#### [Work instructions]
Below are records that must be duplicated exactly.

[Records to use]

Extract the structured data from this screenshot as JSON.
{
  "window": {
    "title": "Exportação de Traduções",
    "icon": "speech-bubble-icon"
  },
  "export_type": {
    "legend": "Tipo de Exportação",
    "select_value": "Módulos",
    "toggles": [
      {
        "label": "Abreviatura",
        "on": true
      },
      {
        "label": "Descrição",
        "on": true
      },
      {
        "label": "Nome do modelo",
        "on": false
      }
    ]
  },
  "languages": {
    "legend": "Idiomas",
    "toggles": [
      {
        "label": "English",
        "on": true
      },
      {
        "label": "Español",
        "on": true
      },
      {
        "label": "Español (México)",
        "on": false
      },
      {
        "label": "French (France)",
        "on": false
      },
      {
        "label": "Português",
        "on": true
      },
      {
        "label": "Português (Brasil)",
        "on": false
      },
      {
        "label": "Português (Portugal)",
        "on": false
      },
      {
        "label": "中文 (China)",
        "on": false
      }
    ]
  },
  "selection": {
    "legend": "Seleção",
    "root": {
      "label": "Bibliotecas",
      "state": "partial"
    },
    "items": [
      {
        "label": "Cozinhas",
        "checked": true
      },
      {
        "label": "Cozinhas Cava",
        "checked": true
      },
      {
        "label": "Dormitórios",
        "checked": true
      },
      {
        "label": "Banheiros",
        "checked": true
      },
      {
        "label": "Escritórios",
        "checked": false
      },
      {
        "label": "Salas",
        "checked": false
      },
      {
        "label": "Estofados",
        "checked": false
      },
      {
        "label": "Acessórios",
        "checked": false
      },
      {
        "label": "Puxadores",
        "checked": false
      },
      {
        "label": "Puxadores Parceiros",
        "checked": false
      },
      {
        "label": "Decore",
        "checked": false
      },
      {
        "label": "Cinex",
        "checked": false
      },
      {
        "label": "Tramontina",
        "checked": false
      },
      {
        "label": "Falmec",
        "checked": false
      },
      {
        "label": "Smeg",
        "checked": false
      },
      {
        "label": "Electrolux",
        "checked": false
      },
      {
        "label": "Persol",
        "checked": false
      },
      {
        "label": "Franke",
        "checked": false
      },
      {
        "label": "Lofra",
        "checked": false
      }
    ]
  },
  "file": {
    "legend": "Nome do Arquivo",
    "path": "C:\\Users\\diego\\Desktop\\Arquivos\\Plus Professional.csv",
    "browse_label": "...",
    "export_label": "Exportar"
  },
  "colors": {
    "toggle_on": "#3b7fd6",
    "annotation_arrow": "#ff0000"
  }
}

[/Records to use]

#### [Answer to the problem]
Extract the structured data from this screenshot as JSON.
{
  "window": {
    "title": "Exportação de Traduções",
    "icon": "speech-bubble-icon"
  },
  "export_type": {
    "legend": "Tipo de Exportação",
    "select_value": "Módulos",
    "toggles": [
      {
        "label": "Abreviatura",
        "on": true
      },
      {
        "label": "Descrição",
        "on": true
      },
      {
        "label": "Nome do modelo",
        "on": false
      }
    ]
  },
  "languages": {
    "legend": "Idiomas",
    "toggles": [
      {
        "label": "English",
        "on": true
      },
      {
        "label": "Español",
        "on": true
      },
      {
        "label": "Español (México)",
        "on": false
      },
      {
        "label": "French (France)",
        "on": false
      },
      {
        "label": "Português",
        "on": true
      },
      {
        "label": "Português (Brasil)",
        "on": false
      },
      {
        "label": "Português (Portugal)",
        "on": false
      },
      {
        "label": "中文 (China)",
        "on": false
      }
    ]
  },
  "selection": {
    "legend": "Seleção",
    "root": {
      "label": "Bibliotecas",
      "state": "partial"
    },
    "items": [
      {
        "label": "Cozinhas",
        "checked": true
      },
      {
        "label": "Cozinhas Cava",
        "checked": true
      },
      {
        "label": "Dormitórios",
        "checked": true
      },
      {
        "label": "Banheiros",
        "checked": true
      },
      {
        "label": "Escritórios",
        "checked": false
      },
      {
        "label": "Salas",
        "checked": false
      },
      {
        "label": "Estofados",
        "checked": false
      },
      {
        "label": "Acessórios",
        "checked": false
      },
      {
        "label": "Puxadores",
        "checked": false
      },
      {
        "label": "Puxadores Parceiros",
        "checked": false
      },
      {
        "label": "Decore",
        "checked": false
      },
      {
        "label": "Cinex",
        "checked": false
      },
      {
        "label": "Tramontina",
        "checked": false
      },
      {
        "label": "Falmec",
        "checked": false
      },
      {
        "label": "Smeg",
        "checked": false
      },
      {
        "label": "Electrolux",
        "checked": false
      },
      {
        "label": "Persol",
        "checked": false
      },
      {
        "label": "Franke",
        "checked": false
      },
      {
        "label": "Lofra",
        "checked": false
      }
    ]
  },
  "file": {
    "legend": "Nome do Arquivo",
    "path": "C:\\Users\\diego\\Desktop\\Arquivos\\Plus Professional.csv",
    "browse_label": "...",
    "export_label": "Exportar"
  },
  "colors": {
    "toggle_on": "#3b7fd6",
    "annotation_arrow": "#ff0000"
  }
}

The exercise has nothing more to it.